By: Jane Goorden

Moving from the UK to the Netherlands as an expat can be quite the adventure. In a lot of ways, the two countries are very similar – there won’t be much of a culture shock – but to many monolingual Brits, learning Dutch may seem daunting. Dutch is not the easiest language to learn and the Dutch don’t exactly make it any easier. Because you can live your entire life in the Netherlands without having to speak a word of Dutch.

Why is that?

The Dutch are proud of their English skills and as soon as they realise that Dutch isn’t your native language, they’ll jump at the opportunity to show off – even if you address them in Dutch. But practice makes perfect, so if you want to learn Dutch refresh the Dutch you already know, you will have to make a real effort to create opportunities for you to hone your skills. Patience and perseverance are key words here. Keep responding to well-meaning locals in Dutch and make it clear to them that you don’t want to speak English. In other words, practice a little Dutch directness yourself!

The Amsterdam expat community

Because there are so many expats living in Amsterdam, you’ll hear English being spoken almost anywhere you go in the city, and even locals sometimes have to order their pint or cappuccino in English. Far from ideal circumstances for someone who wants to learn Dutch. So try to seek out places where Dutch is the main language of communication or try to practice your Dutch with other expats, and help each other along by exchanging tips.

More tips for learning Dutch

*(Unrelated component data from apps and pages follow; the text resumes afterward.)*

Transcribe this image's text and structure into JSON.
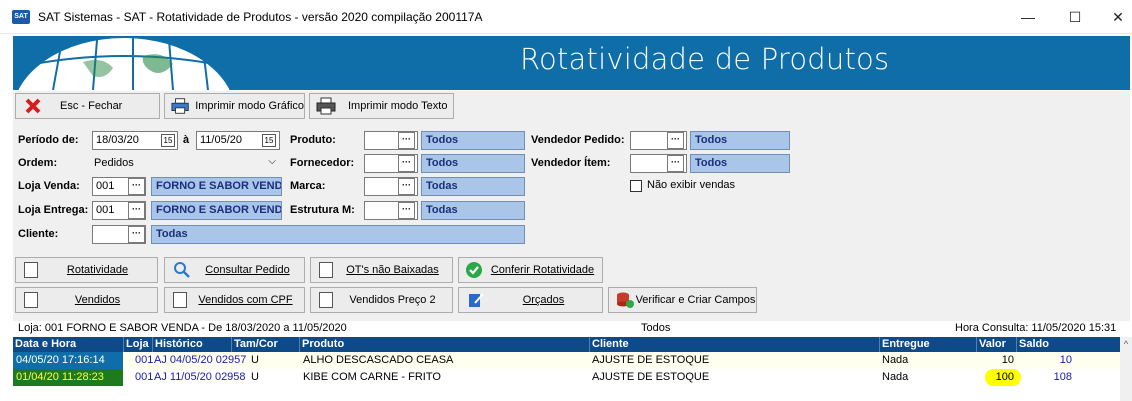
{
  "window": {
    "title": "SAT Sistemas - SAT - Rotatividade de Produtos - versão 2020 compilação 200117A",
    "app_icon_text": "SAT",
    "minimize": "—",
    "maximize": "☐",
    "close": "✕"
  },
  "banner": {
    "title": "Rotatividade de Produtos"
  },
  "toolbar": {
    "close_label": "Esc - Fechar",
    "print_graphic_label": "Imprimir modo Gráfico",
    "print_text_label": "Imprimir modo Texto"
  },
  "filters": {
    "periodo_label": "Período de:",
    "periodo_from": "18/03/20",
    "periodo_sep": "à",
    "periodo_to": "11/05/20",
    "ordem_label": "Ordem:",
    "ordem_value": "Pedidos",
    "loja_venda_label": "Loja Venda:",
    "loja_venda_code": "001",
    "loja_venda_name": "FORNO E SABOR VENDA",
    "loja_entrega_label": "Loja Entrega:",
    "loja_entrega_code": "001",
    "loja_entrega_name": "FORNO E SABOR VENDA",
    "cliente_label": "Cliente:",
    "cliente_value": "Todas",
    "produto_label": "Produto:",
    "produto_value": "Todos",
    "fornecedor_label": "Fornecedor:",
    "fornecedor_value": "Todos",
    "marca_label": "Marca:",
    "marca_value": "Todas",
    "estrutura_label": "Estrutura M:",
    "estrutura_value": "Todas",
    "vendedor_pedido_label": "Vendedor Pedido:",
    "vendedor_pedido_value": "Todos",
    "vendedor_item_label": "Vendedor Ítem:",
    "vendedor_item_value": "Todos",
    "nao_exibir_label": "Não exibir vendas",
    "ellipsis": "···"
  },
  "actions": {
    "rotatividade": "Rotatividade",
    "consultar_pedido": "Consultar Pedido",
    "ots_nao_baixadas": "OT's não Baixadas",
    "conferir_rotatividade": "Conferir Rotatividade",
    "vendidos": "Vendidos",
    "vendidos_cpf": "Vendidos com CPF",
    "vendidos_preco2": "Vendidos Preço 2",
    "orcados": "Orçados",
    "verificar_criar": "Verificar e Criar Campos"
  },
  "results": {
    "info_left": "Loja: 001 FORNO E SABOR VENDA - De 18/03/2020 a 11/05/2020",
    "info_center": "Todos",
    "info_right": "Hora Consulta: 11/05/2020 15:31",
    "columns": [
      "Data e Hora",
      "Loja",
      "Histórico",
      "Tam/Cor",
      "Produto",
      "Cliente",
      "Entregue",
      "Valor",
      "Saldo"
    ],
    "rows": [
      {
        "data": "04/05/20 17:16:14",
        "loja": "001",
        "historico": "AJ 04/05/20 02957",
        "tam": "U",
        "produto": "ALHO DESCASCADO CEASA",
        "cliente": "AJUSTE DE ESTOQUE",
        "entregue": "Nada",
        "valor": "10",
        "saldo": "10"
      },
      {
        "data": "01/04/20 11:28:23",
        "loja": "001",
        "historico": "AJ 11/05/20 02958",
        "tam": "U",
        "produto": "KIBE COM CARNE - FRITO",
        "cliente": "AJUSTE DE ESTOQUE",
        "entregue": "Nada",
        "valor": "100",
        "saldo": "108"
      }
    ]
  },
  "colors": {
    "banner": "#0f6ea8",
    "grid_header": "#0f4a88",
    "lookup_fill": "#a9c5e8",
    "row1_date": "#0f6ea8",
    "row2_date": "#1e7a1e",
    "highlight": "#ffff00"
  }
}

The most effective method of learning another language is total immersion, so try to read Dutch books, watch Dutch series and films, and listen to Dutch music as much as you can. Subtitles and a good dictionary are essential tools here, and they will help you expand your vocabulary even more quickly. Finally, an intensive Dutch for Expats training course is a great way of kickstarting the language-learning process.

Relocating to the Netherlands?

Brexit Amsterdam offers translation services and training courses to help you make the transition as smoothly as possible: